Fitch’s Paradox of Knowability

What is Fitch’s Paradox of Knowability?

Fitch’s Paradox of Knowability is a puzzle about what we can know. Imagine that there is a huge library with all the facts about the universe. Some books are read by people, and some are not. Now, suppose someone claimed that even the unread books could be read – every single truth in the library was available for someone to eventually learn. But here’s the twist: if every truth could be known, then why are there still unread books? Shouldn’t they all be read by now if they can be known? The paradox comes from this confusing situation. We expect some books to be left unread, but the claim that every truth can be known seems to say they should all be read. This is what creates the puzzle: the belief that every fact can be discovered conflicts with the fact that some truths are still unknown.

Fitch’s Paradox of Knowability is like saying that every secret can be figured out, but then finding out that if this were true, there wouldn’t be any secrets left.
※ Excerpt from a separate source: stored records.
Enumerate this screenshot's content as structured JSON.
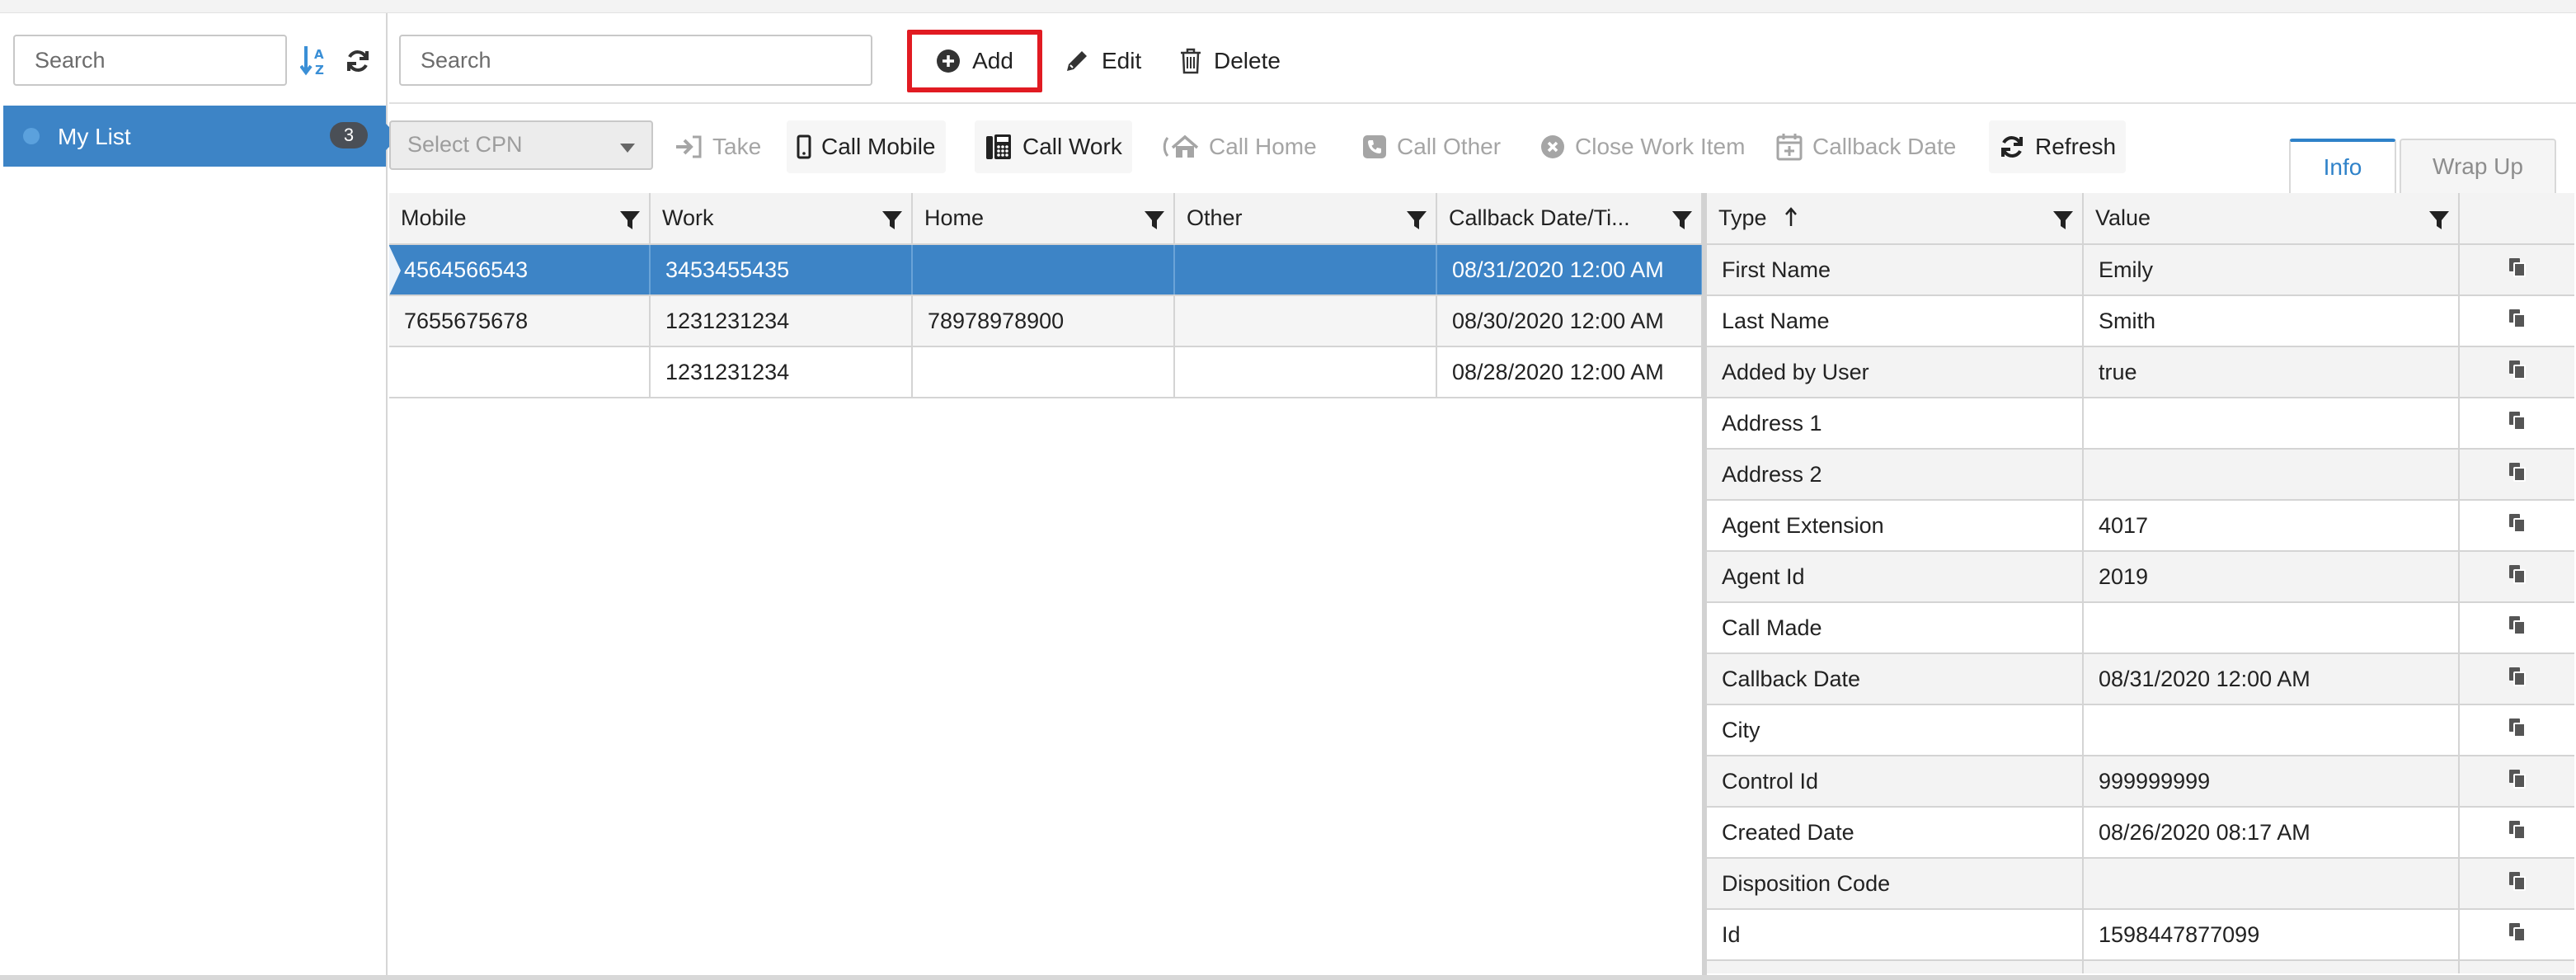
{
  "left_panel": {
    "search_placeholder": "Search",
    "list": {
      "label": "My List",
      "count": "3"
    }
  },
  "toolbar": {
    "search_placeholder": "Search",
    "add_label": "Add",
    "edit_label": "Edit",
    "delete_label": "Delete"
  },
  "actions": {
    "cpn_placeholder": "Select CPN",
    "take": "Take",
    "call_mobile": "Call Mobile",
    "call_work": "Call Work",
    "call_home": "Call Home",
    "call_other": "Call Other",
    "close_work_item": "Close Work Item",
    "callback_date": "Callback Date",
    "refresh": "Refresh"
  },
  "tabs": {
    "info": "Info",
    "wrap_up": "Wrap Up"
  },
  "contacts": {
    "columns": [
      "Mobile",
      "Work",
      "Home",
      "Other",
      "Callback Date/Ti..."
    ],
    "rows": [
      [
        "4564566543",
        "3453455435",
        "",
        "",
        "08/31/2020 12:00 AM"
      ],
      [
        "7655675678",
        "1231231234",
        "78978978900",
        "",
        "08/30/2020 12:00 AM"
      ],
      [
        "",
        "1231231234",
        "",
        "",
        "08/28/2020 12:00 AM"
      ]
    ]
  },
  "info": {
    "columns": [
      "Type",
      "Value"
    ],
    "rows": [
      [
        "First Name",
        "Emily"
      ],
      [
        "Last Name",
        "Smith"
      ],
      [
        "Added by User",
        "true"
      ],
      [
        "Address 1",
        ""
      ],
      [
        "Address 2",
        ""
      ],
      [
        "Agent Extension",
        "4017"
      ],
      [
        "Agent Id",
        "2019"
      ],
      [
        "Call Made",
        ""
      ],
      [
        "Callback Date",
        "08/31/2020 12:00 AM"
      ],
      [
        "City",
        ""
      ],
      [
        "Control Id",
        "999999999"
      ],
      [
        "Created Date",
        "08/26/2020 08:17 AM"
      ],
      [
        "Disposition Code",
        ""
      ],
      [
        "Id",
        "1598447877099"
      ]
    ]
  },
  "colors": {
    "accent": "#3d84c6",
    "highlight": "#e11b22",
    "tab_active": "#2f82c9"
  }
}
But there are still secrets, which makes it a riddle.

It’s like a math problem that doesn’t add up. You have two ideas that seem good on their own — one, that every true thing can be known, and two, that there are true things nobody knows. Yet when you put them together, they don’t work out, because they suggest if one thing is correct, the other one can’t be.
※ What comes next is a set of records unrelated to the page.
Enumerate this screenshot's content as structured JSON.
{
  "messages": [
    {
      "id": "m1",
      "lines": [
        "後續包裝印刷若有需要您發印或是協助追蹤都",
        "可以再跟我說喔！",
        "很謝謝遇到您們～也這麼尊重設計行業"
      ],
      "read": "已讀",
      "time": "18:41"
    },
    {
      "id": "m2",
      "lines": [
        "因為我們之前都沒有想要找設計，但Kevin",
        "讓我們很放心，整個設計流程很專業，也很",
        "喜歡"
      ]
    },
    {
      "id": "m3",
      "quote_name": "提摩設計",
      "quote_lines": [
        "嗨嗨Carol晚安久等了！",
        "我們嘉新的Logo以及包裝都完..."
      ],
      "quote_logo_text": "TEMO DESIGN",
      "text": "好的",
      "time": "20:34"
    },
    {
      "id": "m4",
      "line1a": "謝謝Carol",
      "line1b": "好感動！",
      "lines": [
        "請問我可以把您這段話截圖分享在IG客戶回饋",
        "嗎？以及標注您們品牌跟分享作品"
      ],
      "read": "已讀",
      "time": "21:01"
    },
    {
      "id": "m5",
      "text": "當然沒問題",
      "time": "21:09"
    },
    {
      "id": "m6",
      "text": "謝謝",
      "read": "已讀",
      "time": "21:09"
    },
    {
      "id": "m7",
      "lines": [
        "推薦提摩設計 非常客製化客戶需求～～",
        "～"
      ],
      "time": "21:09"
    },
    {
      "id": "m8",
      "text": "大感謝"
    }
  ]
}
The paradox gets its name from Frederic Fitch, who first described this complex problem in 1963. He wanted to show what happens when you take the thought “every truth is possible to know” to its extreme conclusion. Fitch made a logical proof like a math formula, but he used ideas instead of numbers. He found that this friendly thought led to a strange result: if every true thing could be known, this would mean that every true thing was already known, which is clearly not true because we’re always discovering new things.
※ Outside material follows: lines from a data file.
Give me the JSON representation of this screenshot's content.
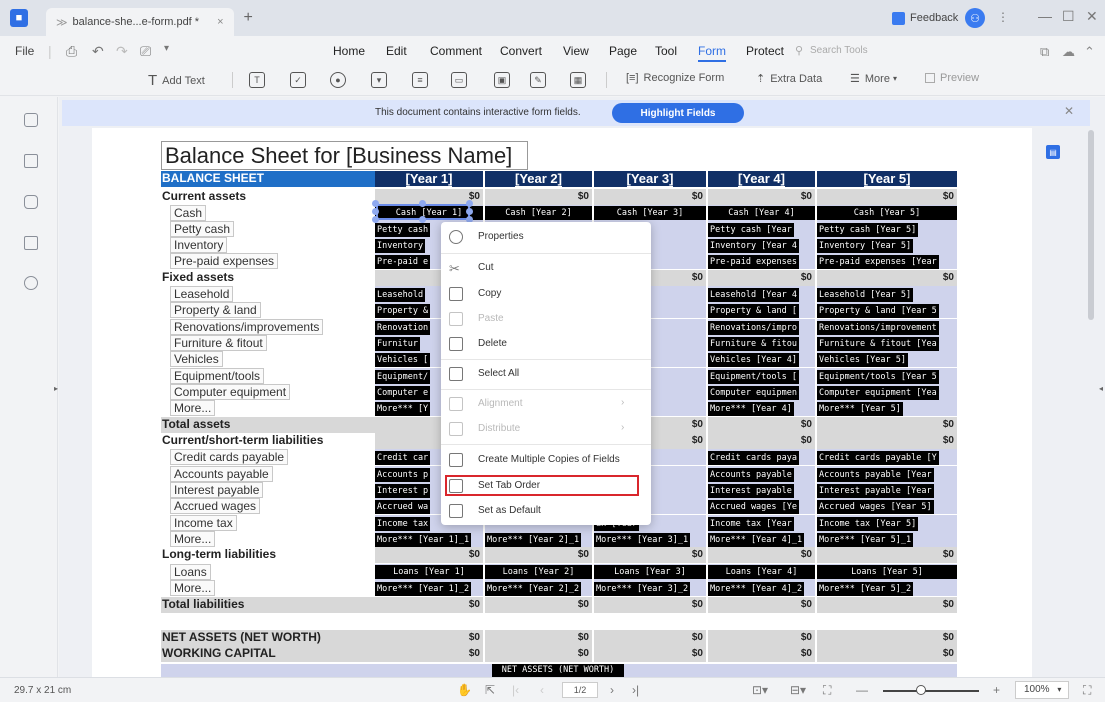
{
  "titlebar": {
    "tab_title": "balance-she...e-form.pdf *",
    "new_tab": "+",
    "close": "×",
    "feedback": "Feedback",
    "more": "⋮",
    "minimize": "—",
    "maximize": "☐",
    "window_close": "✕"
  },
  "menubar": {
    "file": "File",
    "items": [
      "Home",
      "Edit",
      "Comment",
      "Convert",
      "View",
      "Page",
      "Tool",
      "Form",
      "Protect"
    ],
    "active": "Form",
    "search_placeholder": "Search Tools"
  },
  "form_toolbar": {
    "add_text": "Add Text",
    "recognize_form": "Recognize Form",
    "extra_data": "Extra Data",
    "more": "More",
    "preview": "Preview"
  },
  "notice": {
    "text": "This document contains interactive form fields.",
    "button": "Highlight Fields"
  },
  "document": {
    "title": "Balance Sheet for [Business Name]",
    "header_label": "BALANCE SHEET",
    "years": [
      "[Year 1]",
      "[Year 2]",
      "[Year 3]",
      "[Year 4]",
      "[Year 5]"
    ],
    "zero": "$0",
    "rows": {
      "current_assets": "Current assets",
      "cash": "Cash",
      "petty_cash": "Petty cash",
      "inventory": "Inventory",
      "prepaid": "Pre-paid expenses",
      "fixed_assets": "Fixed assets",
      "leasehold": "Leasehold",
      "property": "Property & land",
      "renovations": "Renovations/improvements",
      "furniture": "Furniture & fitout",
      "vehicles": "Vehicles",
      "equipment": "Equipment/tools",
      "computer": "Computer equipment",
      "more": "More...",
      "total_assets": "Total assets",
      "current_liabilities": "Current/short-term liabilities",
      "credit_cards": "Credit cards payable",
      "accounts_payable": "Accounts payable",
      "interest_payable": "Interest payable",
      "accrued_wages": "Accrued wages",
      "income_tax": "Income tax",
      "longterm_liabilities": "Long-term liabilities",
      "loans": "Loans",
      "total_liabilities": "Total liabilities",
      "net_assets": "NET ASSETS (NET WORTH)",
      "working_capital": "WORKING CAPITAL"
    },
    "fields": {
      "cash": [
        "Cash [Year 1]",
        "Cash [Year 2]",
        "Cash [Year 3]",
        "Cash [Year 4]",
        "Cash [Year 5]"
      ],
      "petty": [
        "Petty cash",
        "",
        "sh [Year",
        "Petty cash [Year",
        "Petty cash [Year 5]"
      ],
      "inventory": [
        "Inventory",
        "",
        "[Year 3",
        "Inventory [Year 4",
        "Inventory [Year 5]"
      ],
      "prepaid": [
        "Pre-paid e",
        "",
        "expenses",
        "Pre-paid expenses",
        "Pre-paid expenses [Year"
      ],
      "leasehold": [
        "Leasehold",
        "",
        "l [Year 3",
        "Leasehold [Year 4",
        "Leasehold [Year 5]"
      ],
      "property": [
        "Property &",
        "",
        "& land [",
        "Property & land [",
        "Property & land [Year 5"
      ],
      "renovations": [
        "Renovation",
        "",
        "ns/impro",
        "Renovations/impro",
        "Renovations/improvement"
      ],
      "furniture": [
        "Furnitur",
        "",
        "& fitou",
        "Furniture & fitou",
        "Furniture & fitout [Yea"
      ],
      "vehicles": [
        "Vehicles [",
        "",
        "[Year 3]",
        "Vehicles [Year 4]",
        "Vehicles [Year 5]"
      ],
      "equipment": [
        "Equipment/",
        "",
        "/tools [",
        "Equipment/tools [",
        "Equipment/tools [Year 5"
      ],
      "computer": [
        "Computer e",
        "",
        "equipmen",
        "Computer equipmen",
        "Computer equipment [Yea"
      ],
      "more_assets": [
        "More*** [Y",
        "",
        "Year 3]",
        "More*** [Year 4]",
        "More*** [Year 5]"
      ],
      "credit": [
        "Credit car",
        "",
        "rds paya",
        "Credit cards paya",
        "Credit cards payable [Y"
      ],
      "accounts": [
        "Accounts p",
        "",
        "payable",
        "Accounts payable",
        "Accounts payable [Year"
      ],
      "interest": [
        "Interest p",
        "",
        "payable",
        "Interest payable",
        "Interest payable [Year"
      ],
      "wages": [
        "Accrued wa",
        "",
        "ages [Ye",
        "Accrued wages [Ye",
        "Accrued wages [Year 5]"
      ],
      "tax": [
        "Income tax",
        "",
        "ax [Year",
        "Income tax [Year",
        "Income tax [Year 5]"
      ],
      "more_liab": [
        "More*** [Year 1]_1",
        "More*** [Year 2]_1",
        "More*** [Year 3]_1",
        "More*** [Year 4]_1",
        "More*** [Year 5]_1"
      ],
      "loans": [
        "Loans [Year 1]",
        "Loans [Year 2]",
        "Loans [Year 3]",
        "Loans [Year 4]",
        "Loans [Year 5]"
      ],
      "more_lt": [
        "More*** [Year 1]_2",
        "More*** [Year 2]_2",
        "More*** [Year 3]_2",
        "More*** [Year 4]_2",
        "More*** [Year 5]_2"
      ]
    },
    "bottom_field": "NET ASSETS (NET WORTH)"
  },
  "context_menu": {
    "items": [
      {
        "label": "Properties",
        "enabled": true
      },
      {
        "label": "Cut",
        "enabled": true
      },
      {
        "label": "Copy",
        "enabled": true
      },
      {
        "label": "Paste",
        "enabled": false
      },
      {
        "label": "Delete",
        "enabled": true
      },
      {
        "label": "Select All",
        "enabled": true
      },
      {
        "label": "Alignment",
        "enabled": false
      },
      {
        "label": "Distribute",
        "enabled": false
      },
      {
        "label": "Create Multiple Copies of Fields",
        "enabled": true
      },
      {
        "label": "Set Tab Order",
        "enabled": true,
        "highlighted": true
      },
      {
        "label": "Set as Default",
        "enabled": true
      }
    ]
  },
  "statusbar": {
    "page_size": "29.7 x 21 cm",
    "page_indicator": "1/2",
    "zoom": "100%"
  },
  "colors": {
    "accent": "#2f6fe4",
    "header_blue": "#1f6fc7",
    "header_navy": "#102f66",
    "field_bg": "#cfd3ec",
    "highlight_red": "#d9262c"
  }
}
Key Arguments

  • The Knowability Thesis: This is the thought that for any truth, it is possible for someone to know it. We like this idea because it gives hope that with enough time or smart thinking, no truth is out of reach.
  • Verifiability Principle: This idea is connected to the Knowability Thesis. It says that the value of a statement comes from whether we can check if it’s true or false. If we can’t check it, then the statement doesn’t really say anything. The paradox challenges this idea.
  • Fitch’s Argument: Fitch used logic to show that if every truth could be known, all truths would actually be known already. But we know that’s not right because every day, people are finding out new things.

Answer or Resolution (if any)

So far, no one has found a clear solution to this paradox that everyone agrees on. Some people have suggested maybe not all truths are meant to be known. Others think that maybe we’re just confused about what ‘truth’ and ‘knowability’ really mean, and that’s why it seems like a contradiction.

Major Criticism

One of the big criticisms is that the paradox mixes up the possibility of knowing something with actually knowing it. They say just because something can be known doesn’t mean it will be. They also think that maybe the paradox comes from trying to use a certain type of logic, modal logic, in a way it’s not supposed to be used when talking about knowledge and truth.

Practical Applications

The paradox might sound like it is just for people who like to think about tricky ideas, but it actually comes up in real life:

  • Philosophy of Science: It makes scientists think about whether there could be things they can’t ever know, no matter how hard they try.
  • Information Theory: In a world where we think any information can be found online, the paradox pushes us to question whether there might be limits to what we can find out.
  • Security and Privacy: If being able to know something means it will definitely be known, then we really have to think about keeping private things safe because the paradox suggests there is no guaranteed privacy.

Related Topics

  • Epistemology: This is the study of knowledge. It looks at what knowledge is, how we get it, and how we know we have it. Fitch’s Paradox fits right in because it’s all about the limits of what can be known.
  • Modal Logic: A type of logic that talks about what’s possible and necessary. The paradox uses this kind of thinking to create its puzzle.
  • Anti-Realism: This is the idea that the world is not composed of things that exist independently of our thoughts and perceptions. The paradox supports anti-realism by suggesting some truths might never be known.

Why is it Important?

It’s easy to think that Fitch’s Paradox is just for brainy types who like to talk about deep things. But it actually affects all of us. Every time we search for answers, learn new things, or keep secrets, we’re dealing with the ideas at the center of the paradox. It makes us wonder about the limits of what humans can understand. This is important because it affects how we learn and grow. It makes us ask: Are there some things we’re just not meant to know? This isn’t just a thought experiment; it’s about how we live our lives and how we deal with not knowing everything.


In summary, Fitch’s Paradox of Knowability gets us into a twisty problem about truth and knowledge. On one hand, we have the hopeful idea that all truths are possible to know. On the other, we hit the wall of the unknown – truths no one has discovered yet. This isn’t just a puzzle on paper. It pops up in science, information, and even in personal privacy. Thinking about this paradox gives our brains a workout and reminds us of a big question: What does it really mean to know something? Whether we’re trying to solve the paradox, criticize it, or find it in real life, it keeps us on our toes and thinking about the mysteries of knowing and the unknown.